Copyright LogoThe Office of Distance Learning and Instructional Technology, in conjunction with the Center for Learning Enhancement, Assessment, and Redesign (CLEAR), provides information on copyright issues such as fair use in the online environment.

Know what you CAN DO when using others' work in your online teaching.

Keep it SIMPLE — link whenever possible

In most cases, you can eliminate the need for permission or fees by simply providing a link to a work instead of making copies of it.

What about when linking won't do?

You still have options!

Below are several common situations in which you're free to share works with students in your face-to-face or online classroom without permission or fees.

Fair Use

When the circumstances might reasonably be judged as fair use or protected under the Teach Act rules, you can use copyrighted works in your teaching without obtaining permission.
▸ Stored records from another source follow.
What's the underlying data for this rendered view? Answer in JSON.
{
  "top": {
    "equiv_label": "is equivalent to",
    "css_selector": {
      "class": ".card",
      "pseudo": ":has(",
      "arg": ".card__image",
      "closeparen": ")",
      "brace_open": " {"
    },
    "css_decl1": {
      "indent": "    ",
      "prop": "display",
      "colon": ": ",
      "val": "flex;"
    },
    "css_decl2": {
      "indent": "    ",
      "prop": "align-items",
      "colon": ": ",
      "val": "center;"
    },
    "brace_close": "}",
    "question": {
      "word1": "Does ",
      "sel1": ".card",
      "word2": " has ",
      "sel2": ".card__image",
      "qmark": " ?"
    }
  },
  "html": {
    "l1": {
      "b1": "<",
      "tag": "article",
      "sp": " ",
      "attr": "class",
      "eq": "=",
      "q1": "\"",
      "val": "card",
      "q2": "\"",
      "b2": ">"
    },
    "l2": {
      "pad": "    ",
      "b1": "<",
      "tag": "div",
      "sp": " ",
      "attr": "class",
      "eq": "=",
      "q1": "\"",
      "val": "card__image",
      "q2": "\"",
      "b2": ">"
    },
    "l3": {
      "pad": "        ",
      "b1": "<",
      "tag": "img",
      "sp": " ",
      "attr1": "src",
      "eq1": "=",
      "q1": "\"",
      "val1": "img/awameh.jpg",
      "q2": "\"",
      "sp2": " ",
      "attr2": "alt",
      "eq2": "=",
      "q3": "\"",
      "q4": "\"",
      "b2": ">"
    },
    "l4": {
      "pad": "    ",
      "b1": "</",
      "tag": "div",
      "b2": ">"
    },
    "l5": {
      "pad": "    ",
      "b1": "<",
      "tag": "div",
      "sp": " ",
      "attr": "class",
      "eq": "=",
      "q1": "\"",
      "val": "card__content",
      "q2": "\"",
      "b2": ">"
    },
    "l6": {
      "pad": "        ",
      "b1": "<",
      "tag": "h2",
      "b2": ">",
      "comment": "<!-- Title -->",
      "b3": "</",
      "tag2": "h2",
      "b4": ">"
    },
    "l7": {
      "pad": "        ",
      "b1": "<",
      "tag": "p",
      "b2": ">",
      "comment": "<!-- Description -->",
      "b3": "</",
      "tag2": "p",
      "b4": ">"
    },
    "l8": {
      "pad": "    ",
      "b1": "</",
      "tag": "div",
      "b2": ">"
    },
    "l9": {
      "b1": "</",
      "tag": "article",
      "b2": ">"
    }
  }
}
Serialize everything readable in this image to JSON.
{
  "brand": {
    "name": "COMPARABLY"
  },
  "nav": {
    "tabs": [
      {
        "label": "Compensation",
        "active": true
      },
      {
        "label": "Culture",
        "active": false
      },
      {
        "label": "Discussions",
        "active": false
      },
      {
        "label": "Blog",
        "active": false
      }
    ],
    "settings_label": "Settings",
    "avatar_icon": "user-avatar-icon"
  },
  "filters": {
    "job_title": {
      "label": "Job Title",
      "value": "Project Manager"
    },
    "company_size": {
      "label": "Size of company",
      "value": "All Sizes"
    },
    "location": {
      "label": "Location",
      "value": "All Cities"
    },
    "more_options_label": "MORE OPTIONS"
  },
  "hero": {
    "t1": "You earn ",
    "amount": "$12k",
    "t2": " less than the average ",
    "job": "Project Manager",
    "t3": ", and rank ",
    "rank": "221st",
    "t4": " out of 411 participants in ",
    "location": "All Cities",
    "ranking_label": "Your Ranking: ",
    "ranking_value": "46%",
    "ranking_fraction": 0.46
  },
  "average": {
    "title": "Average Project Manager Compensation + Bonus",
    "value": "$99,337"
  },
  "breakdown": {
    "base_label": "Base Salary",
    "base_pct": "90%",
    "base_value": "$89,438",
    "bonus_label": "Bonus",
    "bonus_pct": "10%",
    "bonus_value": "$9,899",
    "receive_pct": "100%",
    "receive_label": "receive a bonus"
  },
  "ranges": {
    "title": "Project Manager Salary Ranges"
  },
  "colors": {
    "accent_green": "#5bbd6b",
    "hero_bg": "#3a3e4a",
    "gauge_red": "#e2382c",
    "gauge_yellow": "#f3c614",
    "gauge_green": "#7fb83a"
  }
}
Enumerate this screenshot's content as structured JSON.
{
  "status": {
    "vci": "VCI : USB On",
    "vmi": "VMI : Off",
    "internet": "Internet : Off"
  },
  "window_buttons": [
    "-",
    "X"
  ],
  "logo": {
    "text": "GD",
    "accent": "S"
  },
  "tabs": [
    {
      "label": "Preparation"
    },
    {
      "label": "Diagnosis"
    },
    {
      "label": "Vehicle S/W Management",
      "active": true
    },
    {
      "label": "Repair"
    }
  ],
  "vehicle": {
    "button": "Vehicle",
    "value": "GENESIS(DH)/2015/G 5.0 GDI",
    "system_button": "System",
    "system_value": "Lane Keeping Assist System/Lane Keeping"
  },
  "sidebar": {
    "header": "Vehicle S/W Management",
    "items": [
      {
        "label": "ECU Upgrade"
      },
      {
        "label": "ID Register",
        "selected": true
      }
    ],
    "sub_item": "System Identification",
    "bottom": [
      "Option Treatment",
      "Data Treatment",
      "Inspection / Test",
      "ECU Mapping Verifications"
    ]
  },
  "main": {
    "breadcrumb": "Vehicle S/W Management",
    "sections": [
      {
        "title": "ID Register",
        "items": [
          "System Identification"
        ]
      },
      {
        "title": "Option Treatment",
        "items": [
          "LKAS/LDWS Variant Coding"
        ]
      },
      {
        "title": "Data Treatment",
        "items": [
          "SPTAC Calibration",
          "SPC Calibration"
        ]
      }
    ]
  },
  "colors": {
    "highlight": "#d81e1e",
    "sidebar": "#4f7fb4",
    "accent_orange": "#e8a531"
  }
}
Government Policies: United States Copyright Office: Fair Use

Creative Commons

Because creators routinely offer their works directly to others on the web, Creative Commons devised tools to provide standardized methods of granting copyright permissions to their creative work.

Uses Permitted by License

Our library has licenses that allow you to share works with your students in your face-to-face or online classroom.

Public Domain

Works in the public domain aren't protected by copyright, so you can use them freely.

Teach Act

Section 110(1) of the Copyright Law of the US allows for teaching performances and displays of protected works in a face-to-face classroom setting.


Additional Sources for Copyright Information